I think in their day Praktica were considered a sort of up-market zenith; They weren’t in the same league as a Pentax or a Nikon but better than the soviet cameras. I know I was always envious of my brother’s Praktica when I was trying to take pictures with my Zenith B!
This is a 35mm film Single Lens Reflex camera with an M42 screw thread lens mount and an electronic exposure control system. There is a flash hot shoe fitted to the top of the prism housing and a mechanical self timer mechanism. The shutter mechanism operates vertically rather than horizontally which is the first time I’ve seen this although I guess it has to be one or the other so there must be other cameras which do the same.
My example is fitted with a Pentacon electric 50mm f/1.8 lens which was the standard lens fitted to the camera, although of course any M42 screw mount lens would work (although in order to work the exposure system the special pentacon electric lenses need to be used). It’s a fairly light camera to carry around, weighing about as much as my Nex 6, and is the size of nearly all cameras of this vintage and design so it wouldn’t be too uncomfortable to carry it about all day. The example in the photographs above came with an almost pristine Ever Ready Case and cost me the princely sum of £13.99.
One of the special features of this camera was its exposure system.
The Praktica PLC3 was an advanced camera for it’s time because it has electrical communication between the lens and the camera body so that it is possible to adjust the lens aperture for the exposure meter whilst the actual aperture remains fully open. There are electrical contacts built round the lens mount which make contact with small sprung loaded contacts on the bottom of the lens. Obviously, the camera needs these special lenses for the exposure system to work in the correct way, but it will also work using the normal ‘stop down’ technique using any M42 mount lens.
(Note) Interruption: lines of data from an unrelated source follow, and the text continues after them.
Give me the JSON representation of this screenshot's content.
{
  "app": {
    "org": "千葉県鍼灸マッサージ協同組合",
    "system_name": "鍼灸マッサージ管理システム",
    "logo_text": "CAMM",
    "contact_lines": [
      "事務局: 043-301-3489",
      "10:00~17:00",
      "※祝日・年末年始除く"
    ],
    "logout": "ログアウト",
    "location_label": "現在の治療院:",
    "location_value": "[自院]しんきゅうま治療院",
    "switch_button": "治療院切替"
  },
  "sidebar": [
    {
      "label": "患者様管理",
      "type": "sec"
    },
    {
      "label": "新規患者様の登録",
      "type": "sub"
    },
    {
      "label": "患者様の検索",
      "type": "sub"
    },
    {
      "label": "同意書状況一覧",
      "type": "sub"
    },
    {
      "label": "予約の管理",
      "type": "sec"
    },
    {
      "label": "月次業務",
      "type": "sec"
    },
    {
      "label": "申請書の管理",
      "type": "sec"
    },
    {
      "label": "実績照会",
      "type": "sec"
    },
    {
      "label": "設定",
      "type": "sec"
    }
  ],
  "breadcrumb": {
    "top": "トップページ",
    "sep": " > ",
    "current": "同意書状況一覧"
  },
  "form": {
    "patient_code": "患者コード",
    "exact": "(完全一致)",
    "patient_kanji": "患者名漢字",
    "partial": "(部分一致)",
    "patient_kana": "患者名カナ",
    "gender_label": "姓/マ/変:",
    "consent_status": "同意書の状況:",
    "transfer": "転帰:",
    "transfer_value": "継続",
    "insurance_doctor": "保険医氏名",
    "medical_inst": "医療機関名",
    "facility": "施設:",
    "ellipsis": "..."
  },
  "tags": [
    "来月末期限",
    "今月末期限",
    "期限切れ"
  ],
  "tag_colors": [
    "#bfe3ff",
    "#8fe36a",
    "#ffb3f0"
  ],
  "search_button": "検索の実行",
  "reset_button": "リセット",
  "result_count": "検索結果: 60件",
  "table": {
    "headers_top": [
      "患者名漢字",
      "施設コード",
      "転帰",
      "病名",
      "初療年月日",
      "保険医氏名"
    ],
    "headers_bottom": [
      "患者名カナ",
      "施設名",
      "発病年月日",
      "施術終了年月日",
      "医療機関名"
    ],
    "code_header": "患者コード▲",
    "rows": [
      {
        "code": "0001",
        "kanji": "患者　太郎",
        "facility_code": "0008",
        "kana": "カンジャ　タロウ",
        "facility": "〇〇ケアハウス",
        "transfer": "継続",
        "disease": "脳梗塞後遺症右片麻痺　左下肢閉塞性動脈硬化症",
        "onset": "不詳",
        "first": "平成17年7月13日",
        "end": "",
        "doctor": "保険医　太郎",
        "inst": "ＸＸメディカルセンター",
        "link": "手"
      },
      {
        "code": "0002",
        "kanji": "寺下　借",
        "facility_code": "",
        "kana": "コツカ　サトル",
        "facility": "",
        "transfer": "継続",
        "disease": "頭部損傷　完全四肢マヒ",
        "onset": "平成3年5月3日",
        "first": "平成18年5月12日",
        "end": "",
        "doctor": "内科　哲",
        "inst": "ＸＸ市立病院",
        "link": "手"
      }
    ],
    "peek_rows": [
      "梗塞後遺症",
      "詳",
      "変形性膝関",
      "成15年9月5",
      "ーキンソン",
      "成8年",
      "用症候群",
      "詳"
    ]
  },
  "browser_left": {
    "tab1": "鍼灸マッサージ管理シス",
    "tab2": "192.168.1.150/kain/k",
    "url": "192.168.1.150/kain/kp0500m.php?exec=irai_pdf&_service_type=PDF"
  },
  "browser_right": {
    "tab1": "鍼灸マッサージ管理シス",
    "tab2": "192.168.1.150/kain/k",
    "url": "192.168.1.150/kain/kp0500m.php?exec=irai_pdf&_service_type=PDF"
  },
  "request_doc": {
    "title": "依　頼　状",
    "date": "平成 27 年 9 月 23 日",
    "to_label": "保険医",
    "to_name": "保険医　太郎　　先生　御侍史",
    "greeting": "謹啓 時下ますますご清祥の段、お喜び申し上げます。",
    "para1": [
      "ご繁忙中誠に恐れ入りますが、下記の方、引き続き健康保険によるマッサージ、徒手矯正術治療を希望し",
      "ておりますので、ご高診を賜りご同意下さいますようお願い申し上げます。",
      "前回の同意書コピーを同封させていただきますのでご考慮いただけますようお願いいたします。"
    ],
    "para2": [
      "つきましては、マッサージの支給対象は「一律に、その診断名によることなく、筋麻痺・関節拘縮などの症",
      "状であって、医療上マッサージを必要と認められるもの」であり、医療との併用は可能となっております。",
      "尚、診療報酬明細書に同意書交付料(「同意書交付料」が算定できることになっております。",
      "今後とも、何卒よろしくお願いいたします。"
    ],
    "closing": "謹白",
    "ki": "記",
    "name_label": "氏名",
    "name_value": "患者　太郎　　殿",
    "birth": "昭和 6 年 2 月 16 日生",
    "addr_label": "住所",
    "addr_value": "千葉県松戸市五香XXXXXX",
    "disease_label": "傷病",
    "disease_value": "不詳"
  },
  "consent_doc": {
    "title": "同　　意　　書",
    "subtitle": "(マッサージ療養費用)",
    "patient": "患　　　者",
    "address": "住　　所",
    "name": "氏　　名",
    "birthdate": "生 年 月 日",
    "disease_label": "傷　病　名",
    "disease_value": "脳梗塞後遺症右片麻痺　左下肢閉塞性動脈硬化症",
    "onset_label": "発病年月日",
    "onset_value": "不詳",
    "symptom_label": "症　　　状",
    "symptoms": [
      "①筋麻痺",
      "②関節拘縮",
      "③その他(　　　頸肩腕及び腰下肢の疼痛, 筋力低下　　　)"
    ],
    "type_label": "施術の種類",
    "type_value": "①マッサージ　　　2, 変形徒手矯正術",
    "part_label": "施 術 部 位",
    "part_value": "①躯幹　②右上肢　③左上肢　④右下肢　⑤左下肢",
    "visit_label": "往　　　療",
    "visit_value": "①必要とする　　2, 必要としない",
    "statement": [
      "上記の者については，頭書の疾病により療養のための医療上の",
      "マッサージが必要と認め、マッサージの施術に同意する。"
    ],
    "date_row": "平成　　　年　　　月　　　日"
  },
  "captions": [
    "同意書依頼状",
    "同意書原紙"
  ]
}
It worth noting that the contacts just carry the information about the aperture the lens is set to, the aperture itself is not electronic and is still closed during the exposure by the small pin protruding through the bottom of the lens when the shutter is fired.
The actual exposure is read in the viewfinder using a small needle which shows on the right hand side. When the exposure is correct the needle sits in a small circle and there are + and – signs above and below to indicate under and over exposure. The ‘match needle’ exposure system was fairly common at the time this camera was made, but the electronic communication was not universally used. In use, the aperture could be adjusted without actually stopping the lens down, so the image in the viewfinder remained at full brightness. This of course is common today, but was quite a novelty in the late 1970’s.
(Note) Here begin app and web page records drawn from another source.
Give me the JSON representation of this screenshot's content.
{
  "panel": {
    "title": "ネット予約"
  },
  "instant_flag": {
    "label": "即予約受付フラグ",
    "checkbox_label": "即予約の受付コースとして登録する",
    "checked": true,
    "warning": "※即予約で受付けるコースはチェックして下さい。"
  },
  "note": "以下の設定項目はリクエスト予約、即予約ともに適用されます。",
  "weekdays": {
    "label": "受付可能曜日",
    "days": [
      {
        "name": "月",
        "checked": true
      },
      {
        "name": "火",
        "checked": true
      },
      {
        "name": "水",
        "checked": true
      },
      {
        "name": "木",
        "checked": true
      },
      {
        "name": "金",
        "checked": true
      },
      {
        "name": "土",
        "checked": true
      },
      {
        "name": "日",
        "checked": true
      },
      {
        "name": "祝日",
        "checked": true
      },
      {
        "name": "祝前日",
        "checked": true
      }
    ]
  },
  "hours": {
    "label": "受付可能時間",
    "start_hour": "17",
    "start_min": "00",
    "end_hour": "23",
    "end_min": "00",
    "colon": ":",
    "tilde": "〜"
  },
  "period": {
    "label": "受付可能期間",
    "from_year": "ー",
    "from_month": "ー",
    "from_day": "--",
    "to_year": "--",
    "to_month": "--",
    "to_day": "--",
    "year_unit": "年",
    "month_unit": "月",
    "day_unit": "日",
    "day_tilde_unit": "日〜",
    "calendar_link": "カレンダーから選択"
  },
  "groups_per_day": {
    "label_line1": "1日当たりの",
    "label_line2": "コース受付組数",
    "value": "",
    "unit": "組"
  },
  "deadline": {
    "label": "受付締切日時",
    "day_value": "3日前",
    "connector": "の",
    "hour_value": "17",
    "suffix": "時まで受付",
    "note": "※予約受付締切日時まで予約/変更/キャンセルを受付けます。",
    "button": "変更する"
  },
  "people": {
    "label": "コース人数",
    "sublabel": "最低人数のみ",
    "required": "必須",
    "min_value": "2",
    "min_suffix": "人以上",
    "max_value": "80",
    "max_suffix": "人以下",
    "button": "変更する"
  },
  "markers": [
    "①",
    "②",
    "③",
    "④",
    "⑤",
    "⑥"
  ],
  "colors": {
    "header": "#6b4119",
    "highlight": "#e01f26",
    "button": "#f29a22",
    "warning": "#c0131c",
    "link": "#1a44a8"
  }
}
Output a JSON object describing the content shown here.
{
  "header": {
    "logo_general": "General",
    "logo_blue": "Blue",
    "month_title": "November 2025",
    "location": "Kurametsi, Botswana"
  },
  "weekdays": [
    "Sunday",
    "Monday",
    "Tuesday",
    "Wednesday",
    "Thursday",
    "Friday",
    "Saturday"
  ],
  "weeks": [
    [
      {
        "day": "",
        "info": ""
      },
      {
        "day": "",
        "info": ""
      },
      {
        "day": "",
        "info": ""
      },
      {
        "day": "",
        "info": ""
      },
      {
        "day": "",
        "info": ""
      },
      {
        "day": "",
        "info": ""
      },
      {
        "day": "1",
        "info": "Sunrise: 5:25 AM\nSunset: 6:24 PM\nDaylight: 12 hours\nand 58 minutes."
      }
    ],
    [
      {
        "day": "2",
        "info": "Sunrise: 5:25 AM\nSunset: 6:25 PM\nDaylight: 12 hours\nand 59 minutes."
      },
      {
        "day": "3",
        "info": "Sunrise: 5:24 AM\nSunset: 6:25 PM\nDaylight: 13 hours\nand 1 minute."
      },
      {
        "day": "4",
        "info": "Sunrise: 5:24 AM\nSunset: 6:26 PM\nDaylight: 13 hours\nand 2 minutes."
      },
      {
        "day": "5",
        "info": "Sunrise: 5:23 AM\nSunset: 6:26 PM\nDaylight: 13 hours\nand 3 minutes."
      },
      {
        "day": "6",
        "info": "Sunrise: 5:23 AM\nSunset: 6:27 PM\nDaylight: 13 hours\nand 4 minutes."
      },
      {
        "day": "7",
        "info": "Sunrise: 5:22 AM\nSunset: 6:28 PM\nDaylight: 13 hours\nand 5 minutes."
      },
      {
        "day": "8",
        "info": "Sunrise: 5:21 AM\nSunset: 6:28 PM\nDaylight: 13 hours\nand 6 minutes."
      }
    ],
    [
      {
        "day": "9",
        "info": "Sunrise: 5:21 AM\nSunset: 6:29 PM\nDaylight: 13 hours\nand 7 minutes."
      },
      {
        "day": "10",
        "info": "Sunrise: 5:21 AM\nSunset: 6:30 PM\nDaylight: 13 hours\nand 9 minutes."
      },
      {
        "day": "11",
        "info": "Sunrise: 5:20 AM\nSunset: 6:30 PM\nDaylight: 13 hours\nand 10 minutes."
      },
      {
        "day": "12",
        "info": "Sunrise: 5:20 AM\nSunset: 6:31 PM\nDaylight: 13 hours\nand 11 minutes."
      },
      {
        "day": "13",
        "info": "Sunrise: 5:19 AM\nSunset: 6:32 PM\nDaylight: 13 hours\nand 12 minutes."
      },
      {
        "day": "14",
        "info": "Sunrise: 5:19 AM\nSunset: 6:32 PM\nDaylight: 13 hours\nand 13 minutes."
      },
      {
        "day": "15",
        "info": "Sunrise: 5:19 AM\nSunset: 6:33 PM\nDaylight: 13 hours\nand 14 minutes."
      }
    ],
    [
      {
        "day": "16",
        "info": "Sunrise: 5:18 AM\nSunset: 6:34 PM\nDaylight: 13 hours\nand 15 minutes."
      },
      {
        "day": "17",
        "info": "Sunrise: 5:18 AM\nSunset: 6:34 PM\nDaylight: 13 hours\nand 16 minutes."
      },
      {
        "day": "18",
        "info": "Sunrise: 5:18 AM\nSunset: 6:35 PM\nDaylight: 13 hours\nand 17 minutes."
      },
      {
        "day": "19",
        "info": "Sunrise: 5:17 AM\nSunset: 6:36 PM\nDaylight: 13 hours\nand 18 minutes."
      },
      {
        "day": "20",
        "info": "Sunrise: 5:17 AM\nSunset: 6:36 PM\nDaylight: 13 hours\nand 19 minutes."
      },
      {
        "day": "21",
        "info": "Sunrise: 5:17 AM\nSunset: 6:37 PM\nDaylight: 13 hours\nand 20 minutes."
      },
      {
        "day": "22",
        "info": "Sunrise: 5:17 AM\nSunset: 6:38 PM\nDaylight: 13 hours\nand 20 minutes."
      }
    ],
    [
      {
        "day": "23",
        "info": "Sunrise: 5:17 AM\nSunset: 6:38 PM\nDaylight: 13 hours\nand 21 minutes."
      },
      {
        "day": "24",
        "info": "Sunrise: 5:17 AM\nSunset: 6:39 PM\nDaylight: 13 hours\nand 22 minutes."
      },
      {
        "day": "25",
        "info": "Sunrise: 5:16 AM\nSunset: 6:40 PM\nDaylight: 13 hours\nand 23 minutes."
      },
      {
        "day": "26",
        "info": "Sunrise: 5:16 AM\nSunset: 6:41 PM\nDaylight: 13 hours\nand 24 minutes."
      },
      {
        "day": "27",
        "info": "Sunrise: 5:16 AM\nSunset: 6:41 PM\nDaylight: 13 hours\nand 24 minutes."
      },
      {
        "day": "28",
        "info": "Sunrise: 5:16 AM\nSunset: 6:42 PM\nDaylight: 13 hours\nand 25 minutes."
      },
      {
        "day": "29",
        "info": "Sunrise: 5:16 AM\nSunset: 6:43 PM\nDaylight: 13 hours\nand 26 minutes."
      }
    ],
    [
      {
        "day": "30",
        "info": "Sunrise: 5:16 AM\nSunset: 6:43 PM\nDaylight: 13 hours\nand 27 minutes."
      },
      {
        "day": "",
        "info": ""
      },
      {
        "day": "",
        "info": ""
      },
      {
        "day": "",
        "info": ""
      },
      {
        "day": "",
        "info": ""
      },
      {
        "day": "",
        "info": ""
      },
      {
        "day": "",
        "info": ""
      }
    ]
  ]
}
In common with all 35mm SLR cameras, the viewfinder is quite big and bright (assuming there is a fast lens fitted which most camera’s of that era had). There is a split image rangefinder in the centre of the viewfinder to assist with focus, which until I had a camera with focus peaking, I thought was the best way to rapidly manually focus a camera. Because the exposure is set with the aperture fully open, the depth of field shown in the viewfinder is alway shown as the shallowest. If you want to see the real depth of field, you would need to switch the lens into ‘manual’ mode.
Another fairly novel feature of the camera is a small black flag which appears on the left hand edge of the viewfinder when the shutter isn’t cocked. This gives a good indication that the camera won’t fire and probably stopped many missed shots.
- 35mm film camera
- Shutter range 1sec to 1/1000sec + Bulb
- ISO 12 to 1600
- Self Timer
- Cable shutter release
- Center mounted tripod bush
- M42 lens mount
- Flash sync 1/125sec
- Mechanical exposure counter
- Metal strap lugs
- coaxial flash sync socket
- purchase price in 1980 c £115